▸ **Your instructions**
Run through the records and show each line that includes the string "highly".

[Entries from a dataset of interfaces]

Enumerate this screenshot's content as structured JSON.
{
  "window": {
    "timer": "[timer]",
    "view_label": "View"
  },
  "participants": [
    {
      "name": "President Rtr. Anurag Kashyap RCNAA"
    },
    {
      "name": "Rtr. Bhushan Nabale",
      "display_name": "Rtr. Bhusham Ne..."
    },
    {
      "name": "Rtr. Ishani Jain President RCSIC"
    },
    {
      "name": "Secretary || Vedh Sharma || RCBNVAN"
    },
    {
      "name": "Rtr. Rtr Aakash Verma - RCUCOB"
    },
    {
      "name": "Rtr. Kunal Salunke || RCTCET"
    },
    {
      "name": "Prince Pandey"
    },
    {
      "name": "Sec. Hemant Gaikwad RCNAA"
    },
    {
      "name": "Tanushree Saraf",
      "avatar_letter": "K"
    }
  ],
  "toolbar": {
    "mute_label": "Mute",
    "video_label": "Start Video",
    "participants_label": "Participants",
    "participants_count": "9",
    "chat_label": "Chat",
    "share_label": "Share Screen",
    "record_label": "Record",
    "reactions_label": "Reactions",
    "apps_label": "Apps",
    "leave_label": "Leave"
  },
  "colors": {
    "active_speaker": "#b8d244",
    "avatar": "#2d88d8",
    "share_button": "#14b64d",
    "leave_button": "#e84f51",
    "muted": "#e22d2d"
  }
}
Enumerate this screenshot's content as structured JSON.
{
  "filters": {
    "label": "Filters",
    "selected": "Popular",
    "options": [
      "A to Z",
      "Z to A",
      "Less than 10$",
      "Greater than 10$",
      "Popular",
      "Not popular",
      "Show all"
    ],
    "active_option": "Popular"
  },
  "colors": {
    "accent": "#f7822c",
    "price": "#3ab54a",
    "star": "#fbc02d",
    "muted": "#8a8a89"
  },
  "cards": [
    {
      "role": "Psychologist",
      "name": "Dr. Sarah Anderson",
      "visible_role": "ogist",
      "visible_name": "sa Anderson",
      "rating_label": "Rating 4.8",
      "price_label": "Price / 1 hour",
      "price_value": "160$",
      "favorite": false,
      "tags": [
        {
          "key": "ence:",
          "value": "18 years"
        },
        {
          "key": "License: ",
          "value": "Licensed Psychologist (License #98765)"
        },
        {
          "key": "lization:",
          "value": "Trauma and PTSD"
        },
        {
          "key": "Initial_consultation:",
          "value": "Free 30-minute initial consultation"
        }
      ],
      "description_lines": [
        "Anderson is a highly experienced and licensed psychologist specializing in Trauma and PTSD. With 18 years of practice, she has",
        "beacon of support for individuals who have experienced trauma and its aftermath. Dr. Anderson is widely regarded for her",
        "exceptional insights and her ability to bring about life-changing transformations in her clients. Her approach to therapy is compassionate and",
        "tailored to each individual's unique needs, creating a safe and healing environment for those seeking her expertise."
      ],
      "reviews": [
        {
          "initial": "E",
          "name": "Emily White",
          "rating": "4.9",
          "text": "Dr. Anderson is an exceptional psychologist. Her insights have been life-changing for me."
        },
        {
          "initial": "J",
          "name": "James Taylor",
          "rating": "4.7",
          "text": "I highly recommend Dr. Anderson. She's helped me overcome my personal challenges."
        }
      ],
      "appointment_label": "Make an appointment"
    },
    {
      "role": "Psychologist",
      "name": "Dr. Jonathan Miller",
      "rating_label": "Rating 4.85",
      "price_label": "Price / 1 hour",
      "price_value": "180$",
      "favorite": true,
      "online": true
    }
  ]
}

▸ **Finished task**
        "Anderson is a highly experienced and licensed psychologist specializing in Trauma and PTSD. With 18 years of practice, she has",
          "text": "I highly recommend Dr. Anderson. She's helped me overcome my personal challenges."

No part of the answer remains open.